In 1971, Anaïs Nin told Erica Jong, “Women who write about sex are never taken seriously as writers.” Jong’s first and most famous book, Fear of Flying, published two years later, was about as close as she could get to a direct refutation. Thirty-eight years later, Jong is still out to prove Nin wrong, this time with Sugar in My Bowl, an anthology of 29 essays and short works of fiction about sex by women who are indisputably serious writers. Sugar in My Bowl’s The book’s roster includes Ariel Levy, Anne Roiphe, Gail Collins, Eve Ensler, and Rebecca Walker—an impressive lineup.
Fortunately, Sugar in My Bowl isn’t mired in its own gravitas. Instead, it’s conversational, even confessional. The essays read like stories told by friends over dinner—granted, extraordinarily articulate friends with fantastic stories. The book was originally intended to be a collection of responses to the question “What’s the best sex you’ve ever had?,” but while some essays are direct answers, many wander off down other paths. By asking women to define the phrase “good sex,” the assignment forces the writers to define themselves—their deepest desires, their greatest fears, and the experiences that shaped who they are. "In the end," Jong writes, "writing about sex turns out to be just writing about life."

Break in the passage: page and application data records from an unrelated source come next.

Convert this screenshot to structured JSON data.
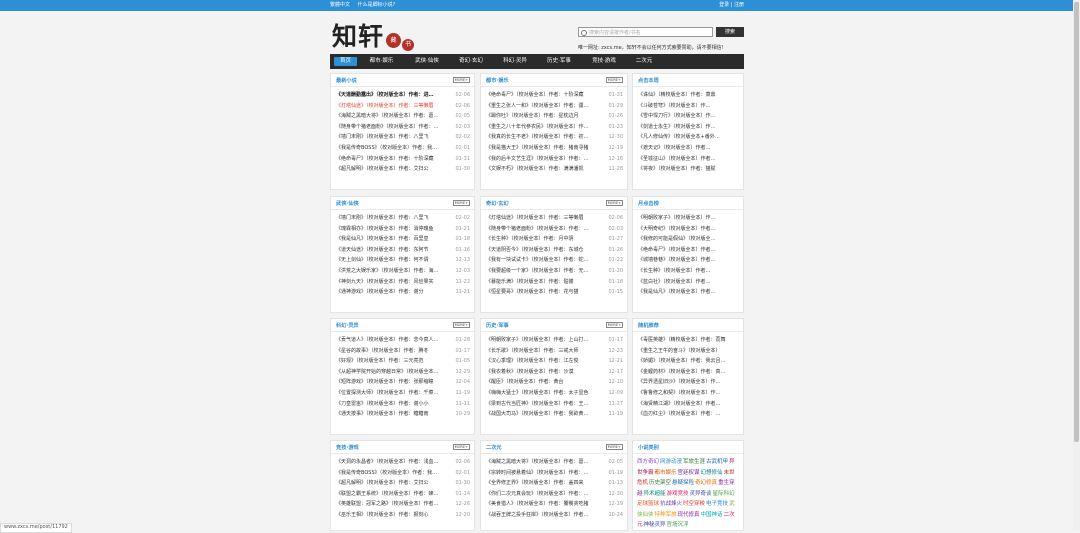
{
  "topbar": {
    "links": [
      "繁體中文",
      "什么是脚标小说?"
    ],
    "login": "登录 | 注册"
  },
  "logo": {
    "ch1": "知",
    "ch2": "轩",
    "seal1": "藏",
    "seal2": "书"
  },
  "search": {
    "placeholder": "搜索内容请按作者/书名",
    "button": "搜索"
  },
  "notice": "唯一网址: zxcs.me，知轩不会以任何方式索要赞助，请不要相信!",
  "nav": [
    "首页",
    "都市·娱乐",
    "武侠·仙侠",
    "奇幻·玄幻",
    "科幻·灵异",
    "历史·军事",
    "竞技·游戏",
    "二次元"
  ],
  "more": "MORE+",
  "panels": [
    {
      "title": "最新小说",
      "rows": [
        {
          "text": "《天道酬勤露出》（校对版全本）作者：进…",
          "date": "02-06",
          "style": "bold"
        },
        {
          "text": "《灯塔仙途》（校对版全本）作者：三等懒眉",
          "date": "02-06",
          "style": "hl"
        },
        {
          "text": "《海贼之黑暗大将》（校对版全本）作者：葛…",
          "date": "02-05"
        },
        {
          "text": "《随身带个猪老面粉》（校对版全本）作者：…",
          "date": "02-03"
        },
        {
          "text": "《墙门末刚》（校对版全本）作者：八里飞",
          "date": "02-02"
        },
        {
          "text": "《我是传奇BOSS》（校对版全本）作者：我…",
          "date": "02-01"
        },
        {
          "text": "《绝命毒尸》（校对版全本）作者：十阶深藏",
          "date": "01-31"
        },
        {
          "text": "《超凡解明》（校对版全本）作者：艾扫公",
          "date": "01-30"
        }
      ]
    },
    {
      "title": "都市·娱乐",
      "rows": [
        {
          "text": "《绝命毒尸》（校对版全本）作者：十阶深藏",
          "date": "01-31"
        },
        {
          "text": "《重生之张人一和》（校对版全本）作者：疆…",
          "date": "01-29"
        },
        {
          "text": "《踢你吐》（校对版全本）作者：星枕边月",
          "date": "01-26"
        },
        {
          "text": "《重生之八十年代参农民》（校对版全本）作…",
          "date": "01-23"
        },
        {
          "text": "《我真的长生不老》（校对版全本）作者：初…",
          "date": "12-30"
        },
        {
          "text": "《我是猫大王》（校对版全本）作者：猪南寻猪",
          "date": "12-19"
        },
        {
          "text": "《我的后半文艺生涯》（校对版全本）作者：…",
          "date": "12-16"
        },
        {
          "text": "《文娱不朽》（校对版全本）作者：满满潘凯",
          "date": "11-28"
        }
      ]
    },
    {
      "title": "武侠·仙侠",
      "rows": [
        {
          "text": "《墙门末刚》（校对版全本）作者：八里飞",
          "date": "02-02"
        },
        {
          "text": "《瑰霖相亦》（校对版全本）作者：消停瑰鱼",
          "date": "01-21"
        },
        {
          "text": "《我是仙凡》（校对版全本）作者：百里皇",
          "date": "01-18"
        },
        {
          "text": "《道天仙途》（校对版全本）作者：东阿节",
          "date": "01-16"
        },
        {
          "text": "《无上剑仙》（校对版全本）作者：何不谓",
          "date": "12-13"
        },
        {
          "text": "《洪荒之大娱乐家》（校对版全本）作者：海…",
          "date": "12-03"
        },
        {
          "text": "《神剑九天》（校对版全本）作者：风俭果实",
          "date": "11-22"
        },
        {
          "text": "《通神游戏》（校对版全本）作者：谢分",
          "date": "11-21"
        }
      ]
    },
    {
      "title": "奇幻·玄幻",
      "rows": [
        {
          "text": "《灯塔仙途》（校对版全本）作者：三等懒眉",
          "date": "02-06"
        },
        {
          "text": "《随身带个猪老面粉》（校对版全本）作者：…",
          "date": "02-03"
        },
        {
          "text": "《长生种》（校对版全本）作者：月中阴",
          "date": "01-27"
        },
        {
          "text": "《天道阴否今》（校对版全本）作者：东城仓",
          "date": "01-26"
        },
        {
          "text": "《我有一块试试卡》（校对版全本）作者：蛇…",
          "date": "01-22"
        },
        {
          "text": "《我要超级一个家》（校对版全本）作者：无…",
          "date": "01-20"
        },
        {
          "text": "《暴能乐满》（校对版全本）作者：骷髅",
          "date": "01-18"
        },
        {
          "text": "《恒星要哥》（校对版全本）作者：花与猫",
          "date": "01-15"
        }
      ]
    },
    {
      "title": "科幻·灵异",
      "rows": [
        {
          "text": "《贡气道人》（校对版全本）作者：念今真人…",
          "date": "01-28"
        },
        {
          "text": "《星谷的故事》（校对版全本）作者：腾冬",
          "date": "01-17"
        },
        {
          "text": "《好观》（校对版全本）作者：三元亮范",
          "date": "01-05"
        },
        {
          "text": "《从超神学院开始的穿越日常》（校对版全本…",
          "date": "12-29"
        },
        {
          "text": "《短阵游戏》（校对版全本）作者：张那缩瞳",
          "date": "12-04"
        },
        {
          "text": "《位置探测大师》（校对版全本）作者：千菜…",
          "date": "11-19"
        },
        {
          "text": "《刀皇雷宙》（校对版全本）作者：谢小小",
          "date": "11-11"
        },
        {
          "text": "《通天按事》（校对版全本）作者：糖糖南",
          "date": "10-29"
        }
      ]
    },
    {
      "title": "历史·军事",
      "rows": [
        {
          "text": "《明朝败家子》（校对版全本）作者：上山打…",
          "date": "01-17"
        },
        {
          "text": "《长乐歌》（校对版全本）作者：三戒大师",
          "date": "12-23"
        },
        {
          "text": "《汉心季理》（校对版全本）作者：江左俊",
          "date": "12-21"
        },
        {
          "text": "《我衣着秋》（校对版全本）作者：沙漠",
          "date": "12-17"
        },
        {
          "text": "《醒臣》（校对版全本）作者：黄台",
          "date": "12-10"
        },
        {
          "text": "《嗨嗨大猛士》（校对版全本）作者：太子显色",
          "date": "12-09"
        },
        {
          "text": "《梁到古代当匠神》（校对版全本）作者：王…",
          "date": "11-27"
        },
        {
          "text": "《战国大司马》（校对版全本）作者：我欲黄…",
          "date": "11-19"
        }
      ]
    },
    {
      "title": "竞技·游戏",
      "rows": [
        {
          "text": "《天洞的永昌者》（校对版全本）作者：浅血…",
          "date": "02-06"
        },
        {
          "text": "《我是传奇BOSS》（校对版全本）作者：我…",
          "date": "02-01"
        },
        {
          "text": "《超凡解明》（校对版全本）作者：艾扫公",
          "date": "01-30"
        },
        {
          "text": "《联盟之霸王系统》（校对版全本）作者：蜂…",
          "date": "01-14"
        },
        {
          "text": "《英雄联盟：冠军之路》（校对版全本）作者…",
          "date": "12-26"
        },
        {
          "text": "《巫乐王相》（校对版全本）作者：报刻心",
          "date": "12-20"
        }
      ]
    },
    {
      "title": "二次元",
      "rows": [
        {
          "text": "《海贼之黑暗大将》（校对版全本）作者：葛…",
          "date": "02-05"
        },
        {
          "text": "《宗转时间被悬着仙》（校对版全本）作者：…",
          "date": "01-19"
        },
        {
          "text": "《全界修正界》（校对版全本）作者：盖四来",
          "date": "01-13"
        },
        {
          "text": "《你们二次元真会玩》（校对版全本）作者：…",
          "date": "12-30"
        },
        {
          "text": "《美食猎人》（校对版全本）作者：饕餮贪吃猪",
          "date": "12-19"
        },
        {
          "text": "《战吞王牌之投手狂岸》（校对版全本）作者…",
          "date": "10-24"
        }
      ]
    },
    {
      "title": "点击本周",
      "rows": [
        {
          "text": "《诛仙》（精校版全本）作者：萧鼎"
        },
        {
          "text": "《斗破苍穹》（校对版全本）作…"
        },
        {
          "text": "《雪中悍刀行》（校对版全本）作…"
        },
        {
          "text": "《剑道士永生》（校对版全本）作…"
        },
        {
          "text": "《凡人修仙传》（校对版全本+番外…"
        },
        {
          "text": "《遮天记》（校对版全本）作者…"
        },
        {
          "text": "《圣墟征山》（校对版全本）作者…"
        },
        {
          "text": "《将夜》（校对版全本）作者：猫腻"
        }
      ]
    },
    {
      "title": "月点击榜",
      "rows": [
        {
          "text": "《明朝败家子》（校对版全本）作…"
        },
        {
          "text": "《大明奇纪》（校对版全本）作者…"
        },
        {
          "text": "《我修的可能是假仙》（校对版全…"
        },
        {
          "text": "《绝命毒尸》（校对版全本）作者…"
        },
        {
          "text": "《城墙巷巷》（校对版全本）作者…"
        },
        {
          "text": "《长生种》（校对版全本）作者…"
        },
        {
          "text": "《蓝白社》（校对版全本）作者…"
        },
        {
          "text": "《我是仙凡》（校对版全本）作者…"
        }
      ]
    },
    {
      "title": "随机推荐",
      "rows": [
        {
          "text": "《毒医英雄》（精校版全本）作者：荔舞"
        },
        {
          "text": "《重生之王牛的奋斗》（校对版全本）"
        },
        {
          "text": "《娇媚》（校对版全本）作者：我云且…"
        },
        {
          "text": "《金鲤药材》（校对版全本）作者：真…"
        },
        {
          "text": "《异界透星旧沙》（校对版全本）作…"
        },
        {
          "text": "《鲁鲁修之和契》（校对版全本）作…"
        },
        {
          "text": "《海贤精江湖》（校对版全本）作者…"
        },
        {
          "text": "《血刃红尘》（校对版全本）作者：…"
        }
      ]
    },
    {
      "title": "小说类别",
      "tags": [
        {
          "t": "西方奇幻",
          "c": "#8a4bd6"
        },
        {
          "t": "网游动漫",
          "c": "#2d8fd5"
        },
        {
          "t": "军旅生涯",
          "c": "#2e7d32"
        },
        {
          "t": "古武机甲",
          "c": "#1565c0"
        },
        {
          "t": "异世争霸",
          "c": "#ad1457"
        },
        {
          "t": "都市娱乐",
          "c": "#e65100"
        },
        {
          "t": "宫廷权谋",
          "c": "#6a1b9a"
        },
        {
          "t": "幻想修仙",
          "c": "#00838f"
        },
        {
          "t": "末世危机",
          "c": "#c62828"
        },
        {
          "t": "历史架空",
          "c": "#2e7d32"
        },
        {
          "t": "悬疑探险",
          "c": "#1565c0"
        },
        {
          "t": "奇幻修真",
          "c": "#ef6c00"
        },
        {
          "t": "重生穿越",
          "c": "#8e24aa"
        },
        {
          "t": "异术超能",
          "c": "#00897b"
        },
        {
          "t": "游戏竞技",
          "c": "#d81b60"
        },
        {
          "t": "灵异奇谈",
          "c": "#3949ab"
        },
        {
          "t": "星际科幻",
          "c": "#43a047"
        },
        {
          "t": "足球篮球",
          "c": "#f4511e"
        },
        {
          "t": "抗战烽火",
          "c": "#5e35b1"
        },
        {
          "t": "时空穿梭",
          "c": "#e53935"
        },
        {
          "t": "电子竞技",
          "c": "#1e88e5"
        },
        {
          "t": "武侠仙侠",
          "c": "#7cb342"
        },
        {
          "t": "特种军旅",
          "c": "#fb8c00"
        },
        {
          "t": "现代修真",
          "c": "#8e24aa"
        },
        {
          "t": "中国神话",
          "c": "#00acc1"
        },
        {
          "t": "二次元",
          "c": "#d81b60"
        },
        {
          "t": "神秘灵异",
          "c": "#3949ab"
        },
        {
          "t": "官场沉浮",
          "c": "#43a047"
        }
      ]
    }
  ],
  "status": "www.zxcs.me/post/11792"
}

Reading Sugar in My Bowl offers a rare opportunity to peer in on a breadth of intimate sexual experiences, a wide variety of motivations, and problems and desires you never knew existed—as well as the little thrill of stumbling upon a story that sounds like your own. DoubleX founding editor Meghan O’Rourke writes poignantly about sex and mourning. Anne Roiphe tells a sweet story about nascent childhood sexuality. Linda Gray Sexton discloses her desire for erotic asphyxiation. Margot McGowan reveals her struggle to reclaim her sexuality after becoming a mother. The sexiest piece by far is Rebecca Walker’s, for whom the best sex she ever had was the best sex she never had—it’s a sensual, languorous account of a youthful love affair that was, though she barely realized it at the time, a fork in the road.
Jong has been criticized because nearly all of her contributors are white and none of the pieces focuses on same-sex desire. This is a worthwhile objection, but I want to draw attention to one spectrum that Sugar in my Bowl does trace beautifully: age. Fay Weldon, who at 79 is one of the oldest contributors, writes about coming of age in a time when sex “was a private and secret activity, and not the focused rush to orgasm by all means possible that it is today.” Molly Jong-Fast, Erica Jong’s daughter and at 33 one of the youngest contributors, suggests that her conservative attitude toward sex and love is a reaction to the sexual liberation her mother championed. “If it is every generation’s job to swing the pendulum back, then I have done mine.” While not all the writers seem so concerned with considering their own sexual experiences in a generational context, each story contributes to a larger conversation about the way women’s sexuality evolves through changes of era and culture.
Seen in this light, the book becomes an intensely personal yet wide-ranging history of women’s sexuality in the 20th century, with stops along the way at a women’s university in WWII-era England, a Catholic girls’ school in the 1960s, women’s liberation, the birth of Internet porn, and the rise of helicopter moms. Though it is Erica Jong who compiled the anthology, it is a line from Anne Roiphe’s essay that still rings in my ears, days after I finished, and carries the power of a mission statement: “Sex is a matter that unfolds like an accordion in the brain, the past is connected to the near past to the present and the future stands there waiting to be attached.”
TODAY IN SLATE
Scalia’s Liberal Streak
The conservative justice’s most brilliant—and surprisingly progressive—moments on the bench.
Colorado Is Ground Zero for the Fight Over Female Voters
There’s a Way to Keep Ex-Cons Out of Prison That Pays for Itself. Why Don’t More States Use It?
The NFL Explains How It Sees “the Role of the Female”
The Music Industry Is Ignoring Some of the Best Black Women Singing R&B
Theo’s Joint and Vanessa’s Whiskey
No sitcom did the “Very Special Episode” as well as The Cosby Show.
The Other Huxtable Effect
Thirty years ago, The Cosby Show gave us one of TV’s great feminists.